> _YOUR ASSIGNMENT_: Without changing a single word, restate the entries below.

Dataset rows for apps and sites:

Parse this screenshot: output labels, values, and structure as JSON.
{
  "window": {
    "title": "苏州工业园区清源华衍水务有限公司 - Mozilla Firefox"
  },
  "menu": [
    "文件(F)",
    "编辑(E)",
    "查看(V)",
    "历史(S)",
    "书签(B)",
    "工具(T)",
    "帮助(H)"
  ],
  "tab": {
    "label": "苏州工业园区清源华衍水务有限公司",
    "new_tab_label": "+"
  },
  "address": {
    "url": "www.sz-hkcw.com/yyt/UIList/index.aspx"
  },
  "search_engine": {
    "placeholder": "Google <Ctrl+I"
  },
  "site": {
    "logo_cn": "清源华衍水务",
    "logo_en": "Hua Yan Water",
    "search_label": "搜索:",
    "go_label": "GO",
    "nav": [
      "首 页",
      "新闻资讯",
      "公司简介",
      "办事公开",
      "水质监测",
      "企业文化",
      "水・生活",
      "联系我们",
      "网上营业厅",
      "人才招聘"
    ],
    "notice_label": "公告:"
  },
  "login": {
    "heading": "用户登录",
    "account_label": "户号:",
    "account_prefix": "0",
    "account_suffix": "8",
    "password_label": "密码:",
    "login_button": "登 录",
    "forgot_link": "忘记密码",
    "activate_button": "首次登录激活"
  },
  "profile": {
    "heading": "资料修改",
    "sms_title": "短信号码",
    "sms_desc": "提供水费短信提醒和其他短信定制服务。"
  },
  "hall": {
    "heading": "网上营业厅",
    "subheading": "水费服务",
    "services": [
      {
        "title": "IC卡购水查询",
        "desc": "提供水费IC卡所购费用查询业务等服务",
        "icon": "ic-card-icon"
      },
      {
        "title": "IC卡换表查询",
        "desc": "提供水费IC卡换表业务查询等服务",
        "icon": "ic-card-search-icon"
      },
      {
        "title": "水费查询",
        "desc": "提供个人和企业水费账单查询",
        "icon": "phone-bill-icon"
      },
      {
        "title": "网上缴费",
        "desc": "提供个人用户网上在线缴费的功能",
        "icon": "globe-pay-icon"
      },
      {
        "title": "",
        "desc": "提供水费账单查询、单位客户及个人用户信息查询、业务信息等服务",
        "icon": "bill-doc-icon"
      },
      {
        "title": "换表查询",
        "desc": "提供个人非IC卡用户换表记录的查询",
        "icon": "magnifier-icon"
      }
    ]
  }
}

> _RESPONSE AREA_:
Parse this screenshot: output labels, values, and structure as JSON.
{
  "window": {
    "title": "苏州工业园区清源华衍水务有限公司 - Mozilla Firefox"
  },
  "menu": [
    "文件(F)",
    "编辑(E)",
    "查看(V)",
    "历史(S)",
    "书签(B)",
    "工具(T)",
    "帮助(H)"
  ],
  "tab": {
    "label": "苏州工业园区清源华衍水务有限公司",
    "new_tab_label": "+"
  },
  "address": {
    "url": "www.sz-hkcw.com/yyt/UIList/index.aspx"
  },
  "search_engine": {
    "placeholder": "Google <Ctrl+I"
  },
  "site": {
    "logo_cn": "清源华衍水务",
    "logo_en": "Hua Yan Water",
    "search_label": "搜索:",
    "go_label": "GO",
    "nav": [
      "首 页",
      "新闻资讯",
      "公司简介",
      "办事公开",
      "水质监测",
      "企业文化",
      "水・生活",
      "联系我们",
      "网上营业厅",
      "人才招聘"
    ],
    "notice_label": "公告:"
  },
  "login": {
    "heading": "用户登录",
    "account_label": "户号:",
    "account_prefix": "0",
    "account_suffix": "8",
    "password_label": "密码:",
    "login_button": "登 录",
    "forgot_link": "忘记密码",
    "activate_button": "首次登录激活"
  },
  "profile": {
    "heading": "资料修改",
    "sms_title": "短信号码",
    "sms_desc": "提供水费短信提醒和其他短信定制服务。"
  },
  "hall": {
    "heading": "网上营业厅",
    "subheading": "水费服务",
    "services": [
      {
        "title": "IC卡购水查询",
        "desc": "提供水费IC卡所购费用查询业务等服务",
        "icon": "ic-card-icon"
      },
      {
        "title": "IC卡换表查询",
        "desc": "提供水费IC卡换表业务查询等服务",
        "icon": "ic-card-search-icon"
      },
      {
        "title": "水费查询",
        "desc": "提供个人和企业水费账单查询",
        "icon": "phone-bill-icon"
      },
      {
        "title": "网上缴费",
        "desc": "提供个人用户网上在线缴费的功能",
        "icon": "globe-pay-icon"
      },
      {
        "title": "",
        "desc": "提供水费账单查询、单位客户及个人用户信息查询、业务信息等服务",
        "icon": "bill-doc-icon"
      },
      {
        "title": "换表查询",
        "desc": "提供个人非IC卡用户换表记录的查询",
        "icon": "magnifier-icon"
      }
    ]
  }
}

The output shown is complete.